*** GIVEN RECORDS ***

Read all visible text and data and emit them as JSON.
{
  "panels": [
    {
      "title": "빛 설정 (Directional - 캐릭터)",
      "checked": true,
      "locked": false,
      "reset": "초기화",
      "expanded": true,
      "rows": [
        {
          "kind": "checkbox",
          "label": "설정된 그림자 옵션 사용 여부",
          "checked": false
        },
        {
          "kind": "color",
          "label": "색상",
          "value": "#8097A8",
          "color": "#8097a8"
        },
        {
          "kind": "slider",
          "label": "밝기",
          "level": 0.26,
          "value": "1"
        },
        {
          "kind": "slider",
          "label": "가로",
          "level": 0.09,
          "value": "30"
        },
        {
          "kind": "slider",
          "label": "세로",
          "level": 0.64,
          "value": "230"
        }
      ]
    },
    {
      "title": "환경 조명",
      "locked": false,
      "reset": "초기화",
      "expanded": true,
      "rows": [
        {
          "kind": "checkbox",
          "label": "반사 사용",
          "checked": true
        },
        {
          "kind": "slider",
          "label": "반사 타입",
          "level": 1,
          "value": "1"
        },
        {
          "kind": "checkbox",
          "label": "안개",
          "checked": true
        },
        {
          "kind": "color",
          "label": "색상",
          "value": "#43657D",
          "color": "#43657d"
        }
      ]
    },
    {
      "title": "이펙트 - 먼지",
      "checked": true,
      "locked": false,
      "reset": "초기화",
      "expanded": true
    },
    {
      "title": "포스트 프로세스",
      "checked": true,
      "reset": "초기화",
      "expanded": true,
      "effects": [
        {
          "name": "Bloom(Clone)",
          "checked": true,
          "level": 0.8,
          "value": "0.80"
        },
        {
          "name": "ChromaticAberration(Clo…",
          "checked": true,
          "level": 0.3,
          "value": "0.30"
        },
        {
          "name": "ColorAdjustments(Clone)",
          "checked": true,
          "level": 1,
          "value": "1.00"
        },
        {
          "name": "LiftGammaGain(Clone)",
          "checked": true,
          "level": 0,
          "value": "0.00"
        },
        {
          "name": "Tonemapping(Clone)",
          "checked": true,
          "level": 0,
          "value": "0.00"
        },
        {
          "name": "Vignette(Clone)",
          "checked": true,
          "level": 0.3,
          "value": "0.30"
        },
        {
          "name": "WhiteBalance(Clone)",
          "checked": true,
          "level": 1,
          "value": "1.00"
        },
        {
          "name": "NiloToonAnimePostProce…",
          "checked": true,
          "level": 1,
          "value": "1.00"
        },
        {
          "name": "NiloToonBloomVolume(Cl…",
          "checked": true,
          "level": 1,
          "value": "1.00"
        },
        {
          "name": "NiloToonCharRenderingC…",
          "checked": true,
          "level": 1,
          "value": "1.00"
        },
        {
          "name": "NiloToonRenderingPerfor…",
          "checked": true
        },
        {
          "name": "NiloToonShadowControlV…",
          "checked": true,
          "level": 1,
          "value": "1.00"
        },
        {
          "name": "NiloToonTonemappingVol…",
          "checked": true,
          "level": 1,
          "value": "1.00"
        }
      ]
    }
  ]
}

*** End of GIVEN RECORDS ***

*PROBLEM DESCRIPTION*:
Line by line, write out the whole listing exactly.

*SOLUTION TO THE EXERCISE*:
Read all visible text and data and emit them as JSON.
{
  "panels": [
    {
      "title": "빛 설정 (Directional - 캐릭터)",
      "checked": true,
      "locked": false,
      "reset": "초기화",
      "expanded": true,
      "rows": [
        {
          "kind": "checkbox",
          "label": "설정된 그림자 옵션 사용 여부",
          "checked": false
        },
        {
          "kind": "color",
          "label": "색상",
          "value": "#8097A8",
          "color": "#8097a8"
        },
        {
          "kind": "slider",
          "label": "밝기",
          "level": 0.26,
          "value": "1"
        },
        {
          "kind": "slider",
          "label": "가로",
          "level": 0.09,
          "value": "30"
        },
        {
          "kind": "slider",
          "label": "세로",
          "level": 0.64,
          "value": "230"
        }
      ]
    },
    {
      "title": "환경 조명",
      "locked": false,
      "reset": "초기화",
      "expanded": true,
      "rows": [
        {
          "kind": "checkbox",
          "label": "반사 사용",
          "checked": true
        },
        {
          "kind": "slider",
          "label": "반사 타입",
          "level": 1,
          "value": "1"
        },
        {
          "kind": "checkbox",
          "label": "안개",
          "checked": true
        },
        {
          "kind": "color",
          "label": "색상",
          "value": "#43657D",
          "color": "#43657d"
        }
      ]
    },
    {
      "title": "이펙트 - 먼지",
      "checked": true,
      "locked": false,
      "reset": "초기화",
      "expanded": true
    },
    {
      "title": "포스트 프로세스",
      "checked": true,
      "reset": "초기화",
      "expanded": true,
      "effects": [
        {
          "name": "Bloom(Clone)",
          "checked": true,
          "level": 0.8,
          "value": "0.80"
        },
        {
          "name": "ChromaticAberration(Clo…",
          "checked": true,
          "level": 0.3,
          "value": "0.30"
        },
        {
          "name": "ColorAdjustments(Clone)",
          "checked": true,
          "level": 1,
          "value": "1.00"
        },
        {
          "name": "LiftGammaGain(Clone)",
          "checked": true,
          "level": 0,
          "value": "0.00"
        },
        {
          "name": "Tonemapping(Clone)",
          "checked": true,
          "level": 0,
          "value": "0.00"
        },
        {
          "name": "Vignette(Clone)",
          "checked": true,
          "level": 0.3,
          "value": "0.30"
        },
        {
          "name": "WhiteBalance(Clone)",
          "checked": true,
          "level": 1,
          "value": "1.00"
        },
        {
          "name": "NiloToonAnimePostProce…",
          "checked": true,
          "level": 1,
          "value": "1.00"
        },
        {
          "name": "NiloToonBloomVolume(Cl…",
          "checked": true,
          "level": 1,
          "value": "1.00"
        },
        {
          "name": "NiloToonCharRenderingC…",
          "checked": true,
          "level": 1,
          "value": "1.00"
        },
        {
          "name": "NiloToonRenderingPerfor…",
          "checked": true
        },
        {
          "name": "NiloToonShadowControlV…",
          "checked": true,
          "level": 1,
          "value": "1.00"
        },
        {
          "name": "NiloToonTonemappingVol…",
          "checked": true,
          "level": 1,
          "value": "1.00"
        }
      ]
    }
  ]
}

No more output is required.